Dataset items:
^^^^^^^^^^^^^^^^

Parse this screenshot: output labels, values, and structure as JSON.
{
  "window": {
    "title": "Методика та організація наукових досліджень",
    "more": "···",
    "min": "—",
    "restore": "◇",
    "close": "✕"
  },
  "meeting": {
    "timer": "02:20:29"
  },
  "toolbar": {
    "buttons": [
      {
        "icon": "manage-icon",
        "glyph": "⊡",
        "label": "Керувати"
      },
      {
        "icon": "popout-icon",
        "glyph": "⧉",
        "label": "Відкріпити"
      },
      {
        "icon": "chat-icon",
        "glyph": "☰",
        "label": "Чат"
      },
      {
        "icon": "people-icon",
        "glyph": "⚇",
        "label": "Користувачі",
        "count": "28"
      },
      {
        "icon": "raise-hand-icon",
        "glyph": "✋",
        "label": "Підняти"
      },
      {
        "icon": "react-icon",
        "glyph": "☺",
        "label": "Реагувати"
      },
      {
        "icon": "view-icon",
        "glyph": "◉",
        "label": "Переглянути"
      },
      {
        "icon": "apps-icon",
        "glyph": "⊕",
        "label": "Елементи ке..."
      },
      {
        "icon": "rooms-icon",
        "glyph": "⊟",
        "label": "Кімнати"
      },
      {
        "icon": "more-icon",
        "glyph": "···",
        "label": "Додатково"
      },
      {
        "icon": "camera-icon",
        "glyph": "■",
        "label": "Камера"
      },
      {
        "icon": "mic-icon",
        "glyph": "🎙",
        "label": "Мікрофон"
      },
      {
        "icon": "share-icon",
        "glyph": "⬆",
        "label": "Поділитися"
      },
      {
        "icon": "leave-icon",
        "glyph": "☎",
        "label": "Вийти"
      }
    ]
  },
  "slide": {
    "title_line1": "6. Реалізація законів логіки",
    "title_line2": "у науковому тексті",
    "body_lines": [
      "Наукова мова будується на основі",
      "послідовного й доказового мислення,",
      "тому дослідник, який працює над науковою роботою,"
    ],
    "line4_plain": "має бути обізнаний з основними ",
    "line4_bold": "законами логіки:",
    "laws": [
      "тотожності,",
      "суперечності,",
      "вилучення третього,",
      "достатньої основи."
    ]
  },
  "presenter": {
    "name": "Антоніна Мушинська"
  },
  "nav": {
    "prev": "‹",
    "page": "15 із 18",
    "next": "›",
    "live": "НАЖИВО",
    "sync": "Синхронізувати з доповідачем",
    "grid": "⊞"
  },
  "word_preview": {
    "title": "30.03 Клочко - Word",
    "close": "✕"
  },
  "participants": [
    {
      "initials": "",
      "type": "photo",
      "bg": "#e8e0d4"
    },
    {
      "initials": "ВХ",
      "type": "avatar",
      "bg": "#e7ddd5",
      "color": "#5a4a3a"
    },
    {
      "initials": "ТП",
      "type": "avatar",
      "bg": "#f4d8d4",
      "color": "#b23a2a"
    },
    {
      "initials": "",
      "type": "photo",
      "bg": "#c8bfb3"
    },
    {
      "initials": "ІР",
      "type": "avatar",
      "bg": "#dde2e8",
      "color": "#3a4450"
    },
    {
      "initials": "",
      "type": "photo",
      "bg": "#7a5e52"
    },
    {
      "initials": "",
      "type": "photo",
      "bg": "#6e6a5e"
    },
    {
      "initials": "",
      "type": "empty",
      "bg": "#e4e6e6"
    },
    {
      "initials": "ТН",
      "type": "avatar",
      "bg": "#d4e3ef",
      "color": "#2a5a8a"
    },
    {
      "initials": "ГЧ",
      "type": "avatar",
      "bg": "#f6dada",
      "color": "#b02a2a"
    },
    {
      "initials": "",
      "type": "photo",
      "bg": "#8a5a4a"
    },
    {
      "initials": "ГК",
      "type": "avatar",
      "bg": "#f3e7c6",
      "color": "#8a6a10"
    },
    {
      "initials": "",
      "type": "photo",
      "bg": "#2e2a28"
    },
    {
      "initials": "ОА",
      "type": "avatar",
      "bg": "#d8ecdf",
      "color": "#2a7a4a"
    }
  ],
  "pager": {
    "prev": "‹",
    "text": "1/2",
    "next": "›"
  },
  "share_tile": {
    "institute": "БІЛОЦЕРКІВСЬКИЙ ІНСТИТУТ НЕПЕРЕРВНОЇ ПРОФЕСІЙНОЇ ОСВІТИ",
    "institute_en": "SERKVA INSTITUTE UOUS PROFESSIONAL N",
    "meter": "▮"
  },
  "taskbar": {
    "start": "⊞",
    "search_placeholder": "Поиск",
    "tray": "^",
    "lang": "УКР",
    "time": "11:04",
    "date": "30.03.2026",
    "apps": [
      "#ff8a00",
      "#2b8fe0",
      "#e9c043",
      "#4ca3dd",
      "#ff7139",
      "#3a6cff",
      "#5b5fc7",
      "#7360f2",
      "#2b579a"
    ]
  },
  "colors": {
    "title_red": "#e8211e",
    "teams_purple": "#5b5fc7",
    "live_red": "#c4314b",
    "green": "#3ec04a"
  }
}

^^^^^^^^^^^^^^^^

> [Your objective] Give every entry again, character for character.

> [Output of the exercise]
Parse this screenshot: output labels, values, and structure as JSON.
{
  "window": {
    "title": "Методика та організація наукових досліджень",
    "more": "···",
    "min": "—",
    "restore": "◇",
    "close": "✕"
  },
  "meeting": {
    "timer": "02:20:29"
  },
  "toolbar": {
    "buttons": [
      {
        "icon": "manage-icon",
        "glyph": "⊡",
        "label": "Керувати"
      },
      {
        "icon": "popout-icon",
        "glyph": "⧉",
        "label": "Відкріпити"
      },
      {
        "icon": "chat-icon",
        "glyph": "☰",
        "label": "Чат"
      },
      {
        "icon": "people-icon",
        "glyph": "⚇",
        "label": "Користувачі",
        "count": "28"
      },
      {
        "icon": "raise-hand-icon",
        "glyph": "✋",
        "label": "Підняти"
      },
      {
        "icon": "react-icon",
        "glyph": "☺",
        "label": "Реагувати"
      },
      {
        "icon": "view-icon",
        "glyph": "◉",
        "label": "Переглянути"
      },
      {
        "icon": "apps-icon",
        "glyph": "⊕",
        "label": "Елементи ке..."
      },
      {
        "icon": "rooms-icon",
        "glyph": "⊟",
        "label": "Кімнати"
      },
      {
        "icon": "more-icon",
        "glyph": "···",
        "label": "Додатково"
      },
      {
        "icon": "camera-icon",
        "glyph": "■",
        "label": "Камера"
      },
      {
        "icon": "mic-icon",
        "glyph": "🎙",
        "label": "Мікрофон"
      },
      {
        "icon": "share-icon",
        "glyph": "⬆",
        "label": "Поділитися"
      },
      {
        "icon": "leave-icon",
        "glyph": "☎",
        "label": "Вийти"
      }
    ]
  },
  "slide": {
    "title_line1": "6. Реалізація законів логіки",
    "title_line2": "у науковому тексті",
    "body_lines": [
      "Наукова мова будується на основі",
      "послідовного й доказового мислення,",
      "тому дослідник, який працює над науковою роботою,"
    ],
    "line4_plain": "має бути обізнаний з основними ",
    "line4_bold": "законами логіки:",
    "laws": [
      "тотожності,",
      "суперечності,",
      "вилучення третього,",
      "достатньої основи."
    ]
  },
  "presenter": {
    "name": "Антоніна Мушинська"
  },
  "nav": {
    "prev": "‹",
    "page": "15 із 18",
    "next": "›",
    "live": "НАЖИВО",
    "sync": "Синхронізувати з доповідачем",
    "grid": "⊞"
  },
  "word_preview": {
    "title": "30.03 Клочко - Word",
    "close": "✕"
  },
  "participants": [
    {
      "initials": "",
      "type": "photo",
      "bg": "#e8e0d4"
    },
    {
      "initials": "ВХ",
      "type": "avatar",
      "bg": "#e7ddd5",
      "color": "#5a4a3a"
    },
    {
      "initials": "ТП",
      "type": "avatar",
      "bg": "#f4d8d4",
      "color": "#b23a2a"
    },
    {
      "initials": "",
      "type": "photo",
      "bg": "#c8bfb3"
    },
    {
      "initials": "ІР",
      "type": "avatar",
      "bg": "#dde2e8",
      "color": "#3a4450"
    },
    {
      "initials": "",
      "type": "photo",
      "bg": "#7a5e52"
    },
    {
      "initials": "",
      "type": "photo",
      "bg": "#6e6a5e"
    },
    {
      "initials": "",
      "type": "empty",
      "bg": "#e4e6e6"
    },
    {
      "initials": "ТН",
      "type": "avatar",
      "bg": "#d4e3ef",
      "color": "#2a5a8a"
    },
    {
      "initials": "ГЧ",
      "type": "avatar",
      "bg": "#f6dada",
      "color": "#b02a2a"
    },
    {
      "initials": "",
      "type": "photo",
      "bg": "#8a5a4a"
    },
    {
      "initials": "ГК",
      "type": "avatar",
      "bg": "#f3e7c6",
      "color": "#8a6a10"
    },
    {
      "initials": "",
      "type": "photo",
      "bg": "#2e2a28"
    },
    {
      "initials": "ОА",
      "type": "avatar",
      "bg": "#d8ecdf",
      "color": "#2a7a4a"
    }
  ],
  "pager": {
    "prev": "‹",
    "text": "1/2",
    "next": "›"
  },
  "share_tile": {
    "institute": "БІЛОЦЕРКІВСЬКИЙ ІНСТИТУТ НЕПЕРЕРВНОЇ ПРОФЕСІЙНОЇ ОСВІТИ",
    "institute_en": "SERKVA INSTITUTE UOUS PROFESSIONAL N",
    "meter": "▮"
  },
  "taskbar": {
    "start": "⊞",
    "search_placeholder": "Поиск",
    "tray": "^",
    "lang": "УКР",
    "time": "11:04",
    "date": "30.03.2026",
    "apps": [
      "#ff8a00",
      "#2b8fe0",
      "#e9c043",
      "#4ca3dd",
      "#ff7139",
      "#3a6cff",
      "#5b5fc7",
      "#7360f2",
      "#2b579a"
    ]
  },
  "colors": {
    "title_red": "#e8211e",
    "teams_purple": "#5b5fc7",
    "live_red": "#c4314b",
    "green": "#3ec04a"
  }
}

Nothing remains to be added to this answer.